What part can the media play in generating a new audience? Opera on television has become marginalized – a Yuletide bone thrown to the opera fan in the hope of justifying a corporation’s arts remit. In 1994, the BBC cleared its schedules at short notice to broadcast Covent Garden’s new production of La traviata (the one that crowned Angela Gheorghiu a star) live to millions of viewers. I simply cannot see that happening now. The opportunity to capture the attention of the casual viewer and instil a lifelong love for opera via the medium has disappeared.
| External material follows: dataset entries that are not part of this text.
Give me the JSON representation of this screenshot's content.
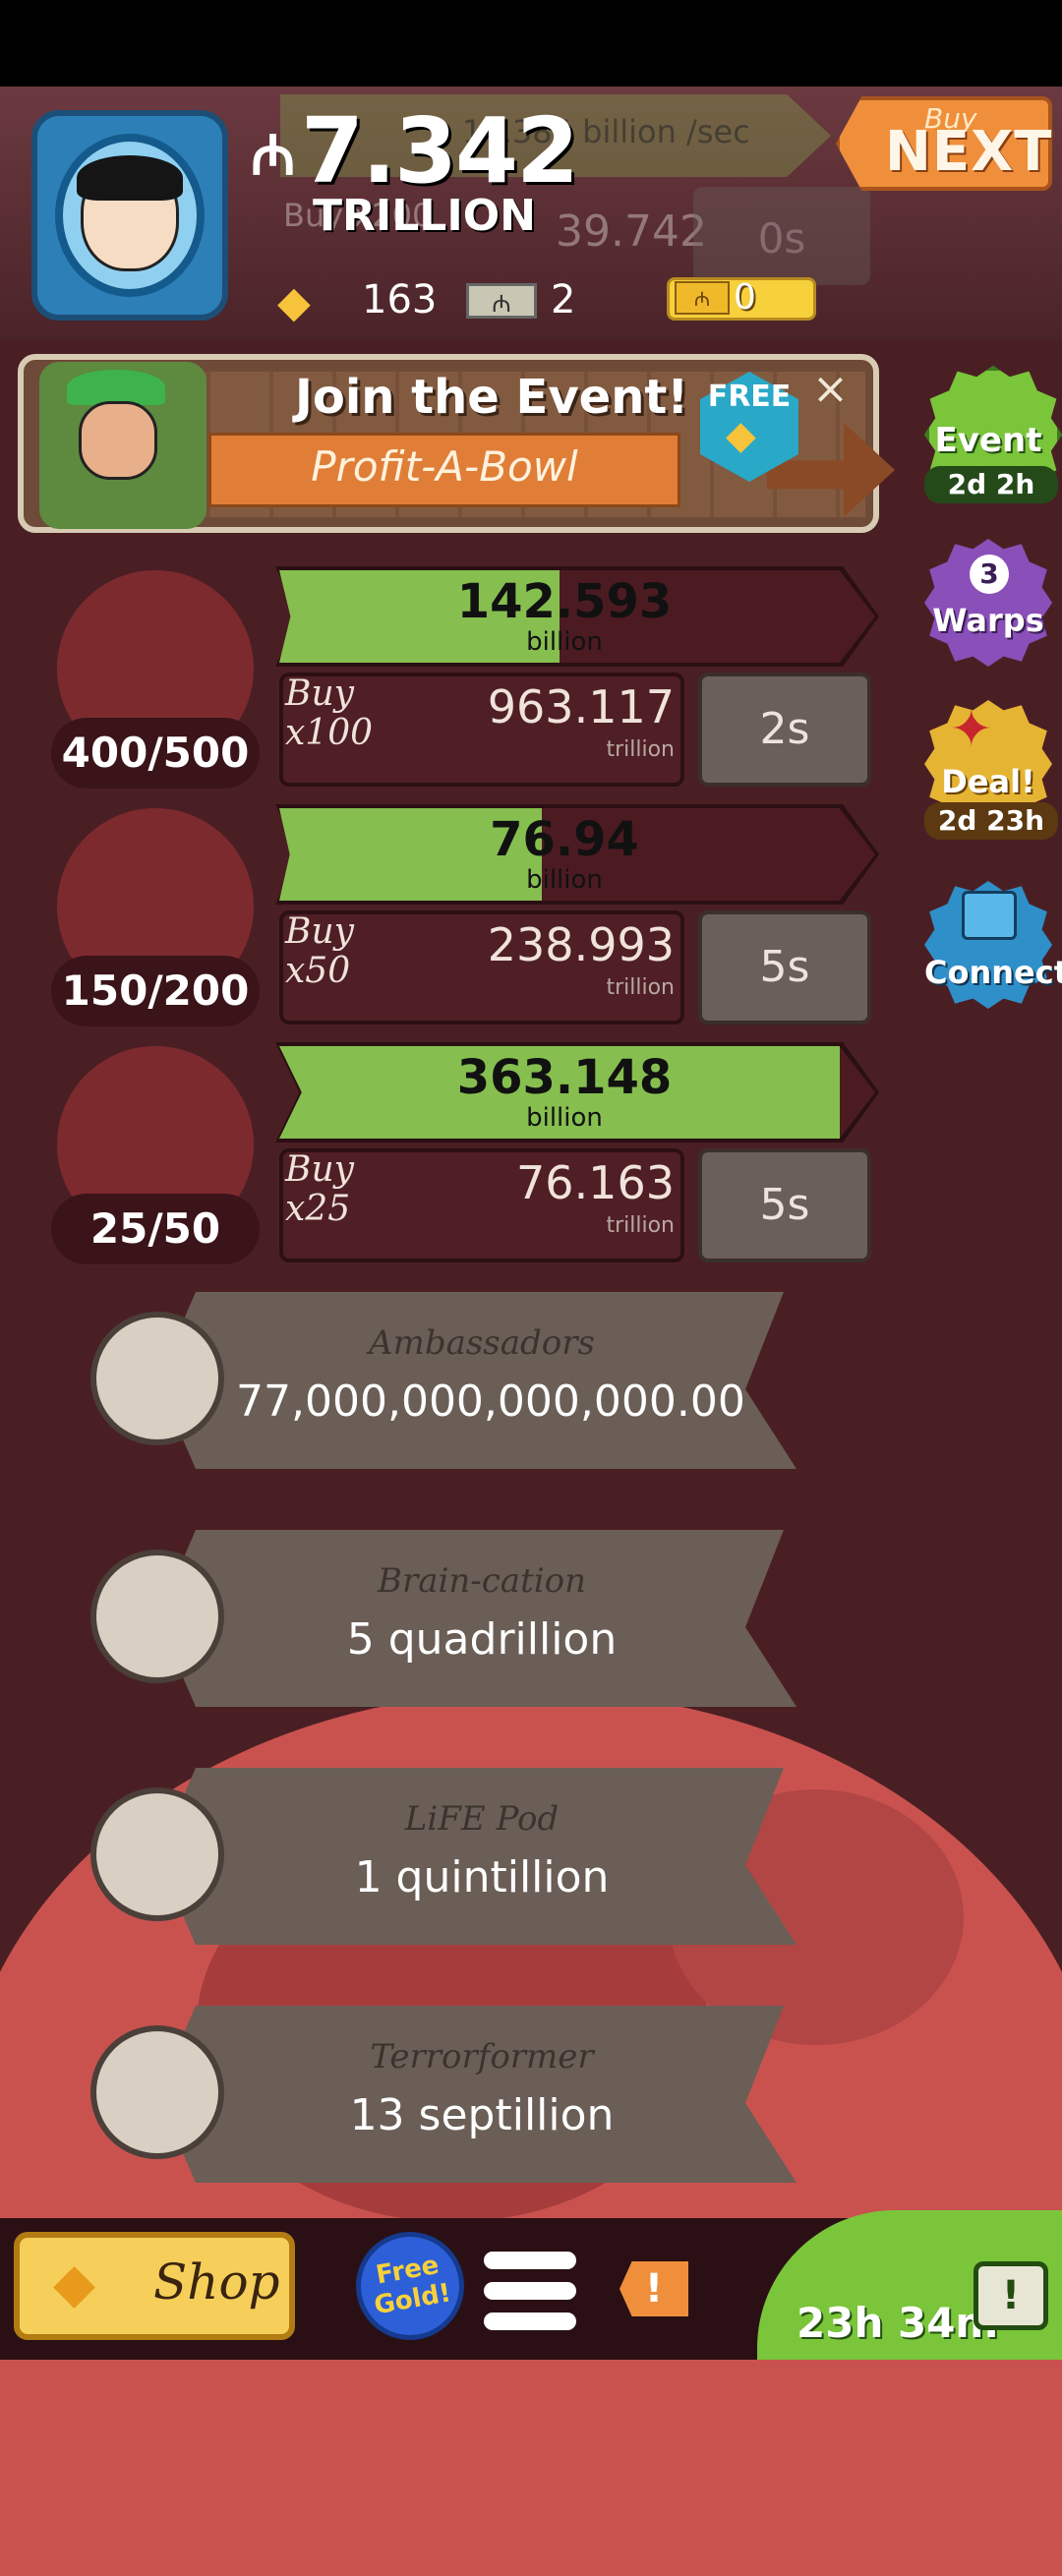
{
  "header": {
    "money_symbol": "₼",
    "money_value": "7.342",
    "money_unit": "TRILLION",
    "top_progress_text": "17.385 billion /sec",
    "ghost_buy": "Buy x200",
    "ghost_price": "39.742",
    "ghost_time": "0s",
    "gold_count": "163",
    "megabucks_symbol": "₼",
    "megabucks_count": "2",
    "ticket_symbol": "₼",
    "ticket_count": "0",
    "buy_next_small": "Buy",
    "buy_next_big": "NEXT"
  },
  "event_banner": {
    "title": "Join the Event!",
    "subtitle": "Profit-A-Bowl",
    "free_label": "FREE",
    "close": "×"
  },
  "side_buttons": {
    "event_label": "Event",
    "event_timer": "2d 2h",
    "warps_count": "3",
    "warps_label": "Warps",
    "deal_label": "Deal!",
    "deal_timer": "2d 23h",
    "connect_label": "Connect"
  },
  "businesses": [
    {
      "count": "400/500",
      "revenue": "142.593",
      "revenue_unit": "billion",
      "progress": 0.47,
      "buy_label": "Buy x100",
      "price": "963.117",
      "price_unit": "trillion",
      "time": "2s"
    },
    {
      "count": "150/200",
      "revenue": "76.94",
      "revenue_unit": "billion",
      "progress": 0.44,
      "buy_label": "Buy x50",
      "price": "238.993",
      "price_unit": "trillion",
      "time": "5s"
    },
    {
      "count": "25/50",
      "revenue": "363.148",
      "revenue_unit": "billion",
      "progress": 0.94,
      "buy_label": "Buy x25",
      "price": "76.163",
      "price_unit": "trillion",
      "time": "5s"
    }
  ],
  "managers": [
    {
      "title": "Ambassadors",
      "value": "77,000,000,000,000.00"
    },
    {
      "title": "Brain-cation",
      "value": "5 quadrillion"
    },
    {
      "title": "LiFE Pod",
      "value": "1 quintillion"
    },
    {
      "title": "Terrorformer",
      "value": "13 septillion"
    }
  ],
  "bottom_bar": {
    "shop_label": "Shop",
    "free_gold_label": "Free Gold!",
    "alert_label": "!",
    "timer": "23h 34m",
    "tv_label": "!"
  },
  "colors": {
    "progress_green": "#86bf4f",
    "background": "#4a1f24",
    "accent_orange": "#ef8f3b"
  },
  "icons": {
    "gold": "gold-bar-icon",
    "megabucks": "megabucks-icon",
    "ticket": "ticket-icon",
    "menu": "hamburger-menu-icon",
    "alert": "alert-icon",
    "tv": "tv-icon"
  }
}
I’m also dubious about the ability of opera in cinemas to generate new audiences. At £28 a ticket for The Met, it’s not a cheap night out, especially if there are two of you and you’re not sure if it’s necessarily ‘your thing’. Perhaps a free webstream bridge that gap. It’s a way to bring opera into people’s homes for free, unless a paywall operates, and is offered by a number of opera companies. In 2013, over 100,000 people watched Glyndebourne productions online, more than the audience which attended the festival itself. However, no data is provided on how long these people actually viewed each stream before encountering buffering problems or other distractions competed for their attention.

Can watching on a laptop or via a cinema screen ever replicate – or replace – experiencing it live? Johannes Debus, Music Director of Canadian Opera Company, recently said, “Opera is the greatest art form, but there is a price tag. People ask themselves why should I go to the opera and pay high prices if I can see it on the internet or at the cinema – but it’s a two-dimensional experience. Live opera in the theatre is three-dimensional. Opera needs to be seen in an opera house because of the magnified emotions. Live performance is how the art form was born – as a religious ritual in ancient Greece. Opera is a communal experience.” (3). James Clutton, producer at Opera Holland Park, agrees: “I have never really understood the power of cinema screenings, but am aware that more and more it looks like I am like the person who said talking movies wouldn’t catch on. For me, much of the power and emotion of opera is hearing the music live.”

Whether cinema relays generate new audiences is open to debate, but their popularity with an established audience is beyond doubt. Outreach also includes making contact with audiences who, for whatever reason, cannot travel to the opera house itself. As long as it doesn’t have a detrimental impact on actual ticket sales in houses, opera in HD can enhance what companies try to achieve, helping them to reach a larger audience. Whether it can encourage greater attendance in opera houses themselves remains to be seen.

(1)http://www.thestage.co.uk/news/2012/05/eno-chief-claims-opera-screenings-dont-attract-new-audiences/

(2) http://www.operaamerica.org/content/research/Met%20HD%20Article.pdf

(3)http://w.thewholenote.com/index.php/newsroom/feature-stories/24842-coc-s-johannes-debus-and-alexander-neef